1a Entrepreneur I stone (10)
This entrepreneur is derived from another word for uppercase “I” followed by the abbreviation for stone – at first I thought there was something missing from this clue until I realised that the “I” provides 80% of the answer!
9a Maneater producing irritation between partners (5)
Those of you unfamiliar with crosswordese might like to know that North and South are bridge partners, as are East and West
14a One may help police in area, in a last resort (8)
To get this animal which helps the police you need to resort A(rea) IN A LAST
15a Who, for example, is to cook? (6)
25a Inspection that’s repeated, we hear, for European bank draft (5)
This synonym for an inspection has two homophones (words that sound the same but are spelt differently)
27a Lively dance disheartened Moses, in part (10)
This lively dance of the twenties is revealed after you have removed the centre (disheartened) from the name of the actor who played the part of Moses in the Ten Commandments
1d Weapon used in Casebook of Sherlock Holmes, originally (4)
Here originally tells us that this weapon comes from the initial letters of Casebook Of Sherlock Holmes
3d Manipulative type who could make tune go wrong?
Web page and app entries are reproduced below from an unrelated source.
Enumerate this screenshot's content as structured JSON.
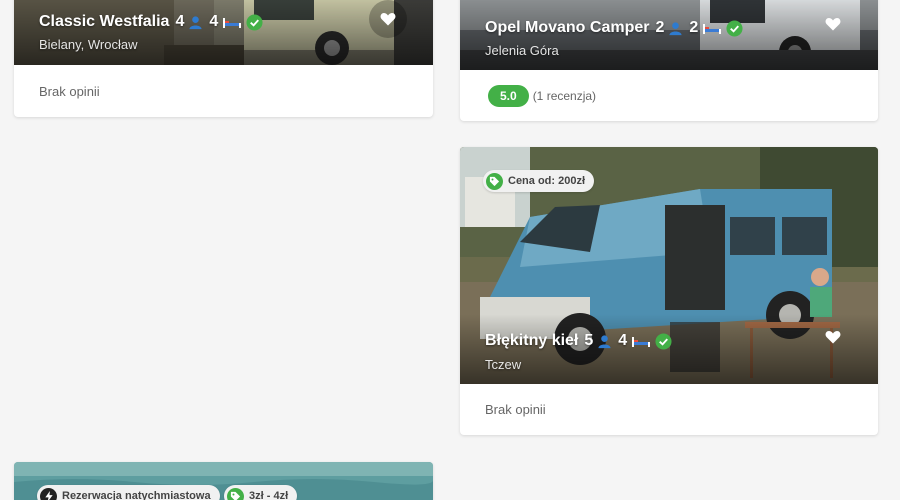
{
  "listings": [
    {
      "title": "Classic Westfalia",
      "seats": "4",
      "beds": "4",
      "location": "Bielany, Wrocław",
      "reviews_text": "Brak opinii"
    },
    {
      "title": "Opel Movano Camper",
      "seats": "2",
      "beds": "2",
      "location": "Jelenia Góra",
      "rating": "5.0",
      "reviews_text": "(1 recenzja)"
    },
    {
      "title": "Błękitny kieł",
      "seats": "5",
      "beds": "4",
      "location": "Tczew",
      "price_tag": "Cena od: 200zł",
      "reviews_text": "Brak opinii"
    },
    {
      "instant_booking": "Rezerwacja natychmiastowa",
      "price_tag": "3zł - 4zł"
    }
  ],
  "icons": {
    "seats": "person-icon",
    "beds": "bed-icon",
    "verified": "check-circle-icon",
    "favorite": "heart-icon",
    "price": "price-tag-icon",
    "instant": "lightning-icon"
  },
  "colors": {
    "page_bg": "#f5f5f5",
    "accent_green": "#43b047",
    "person_blue": "#2e7bcf"
  }
}
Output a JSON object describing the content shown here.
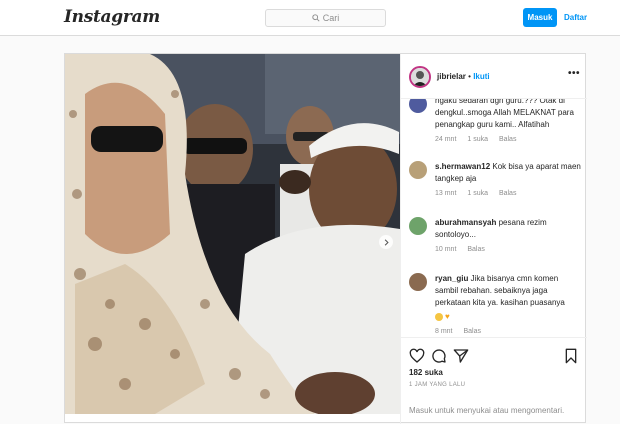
{
  "header": {
    "logo": "Instagram",
    "search_placeholder": "Cari",
    "login_label": "Masuk",
    "signup_label": "Daftar"
  },
  "post": {
    "username": "jibrielar",
    "separator": "•",
    "follow_label": "Ikuti",
    "more_label": "•••",
    "comments": [
      {
        "username": "",
        "text": "ngaku sedaran dgn guru.??? Otak di dengkul..smoga Allah MELAKNAT para penangkap guru kami.. Alfatihah",
        "time": "24 mnt",
        "likes": "1 suka",
        "reply": "Balas"
      },
      {
        "username": "s.hermawan12",
        "text": "Kok bisa ya aparat maen tangkep aja",
        "time": "13 mnt",
        "likes": "1 suka",
        "reply": "Balas"
      },
      {
        "username": "aburahmansyah",
        "text": "pesana rezim sontoloyo...",
        "time": "10 mnt",
        "likes": "",
        "reply": "Balas"
      },
      {
        "username": "ryan_giu",
        "text": "Jika bisanya cmn komen sambil rebahan. sebaiknya jaga perkataan kita ya. kasihan puasanya",
        "time": "8 mnt",
        "likes": "",
        "reply": "Balas"
      }
    ],
    "like_count": "182 suka",
    "timestamp": "1 JAM YANG LALU",
    "add_comment_placeholder": "Masuk untuk menyukai atau mengomentari."
  },
  "colors": {
    "accent": "#0095f6",
    "border": "#dbdbdb",
    "muted": "#8e8e8e"
  },
  "icons": [
    "search-icon",
    "heart-icon",
    "comment-icon",
    "share-icon",
    "bookmark-icon",
    "chevron-right-icon"
  ]
}
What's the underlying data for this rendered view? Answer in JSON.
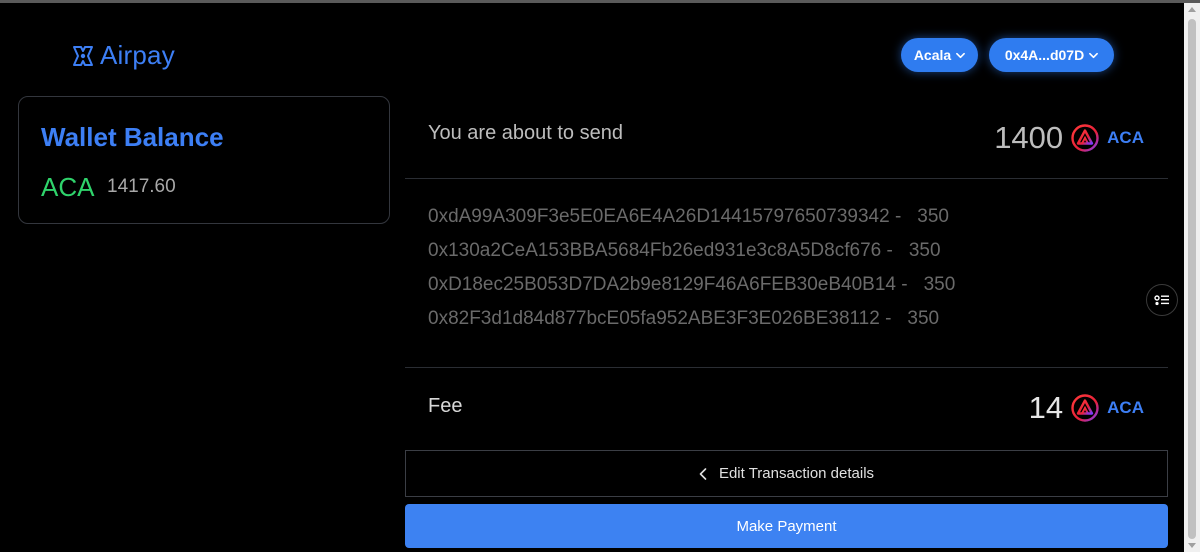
{
  "brand": {
    "name": "Airpay",
    "color": "#3d7ff5"
  },
  "header": {
    "network_label": "Acala",
    "account_label": "0x4A...d07D",
    "pill_color": "#2f7cf0"
  },
  "wallet": {
    "title": "Wallet Balance",
    "token": "ACA",
    "amount": "1417.60",
    "token_color": "#2fd36b"
  },
  "send": {
    "label": "You are about to send",
    "amount": "1400",
    "token": "ACA",
    "token_icon": "acala-token-icon"
  },
  "recipients": [
    {
      "address": "0xdA99A309F3e5E0EA6E4A26D14415797650739342 -",
      "amount": "350"
    },
    {
      "address": "0x130a2CeA153BBA5684Fb26ed931e3c8A5D8cf676 -",
      "amount": "350"
    },
    {
      "address": "0xD18ec25B053D7DA2b9e8129F46A6FEB30eB40B14 -",
      "amount": "350"
    },
    {
      "address": "0x82F3d1d84d877bcE05fa952ABE3F3E026BE38112 -",
      "amount": "350"
    }
  ],
  "fee": {
    "label": "Fee",
    "amount": "14",
    "token": "ACA"
  },
  "actions": {
    "edit_label": "Edit Transaction details",
    "pay_label": "Make Payment",
    "pay_color": "#3d82f2"
  }
}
It’s hard to say (6-7)
Peter Piper picked a peck of pickled peppers,
A peck of pickled peppers Peter Piper picked;
If Peter Piper picked a peck of pickled peppers,
Where’s the peck of pickled peppers Peter Piper picked?
That’s pretty hard to say!
4d Navigational guide read, lost at sea (8)
This navigational aid formerly used by sailors, also known as Polaris, the Pole Star or the North Star, is an anagram of READ LOST with “at sea” as a very appropriate anagram indicator
11d Man promises to pay corrupt cleric, in situation going from bad to worse (7,6)
It may not look like it, but this is a charade of a man’s name and those bits of paper on which people write promises to pay followed by an anagram (corrupt) of cleric
18d Composer going into past without fear (7)
Insert the composer of Bolero inside by (past) and you get an adverb meaning without fear
It was difficult to choose for which clues to provide hints as this is such a well-crafted puzzle. If you need further help then leave a comment and I’ll see what I can do.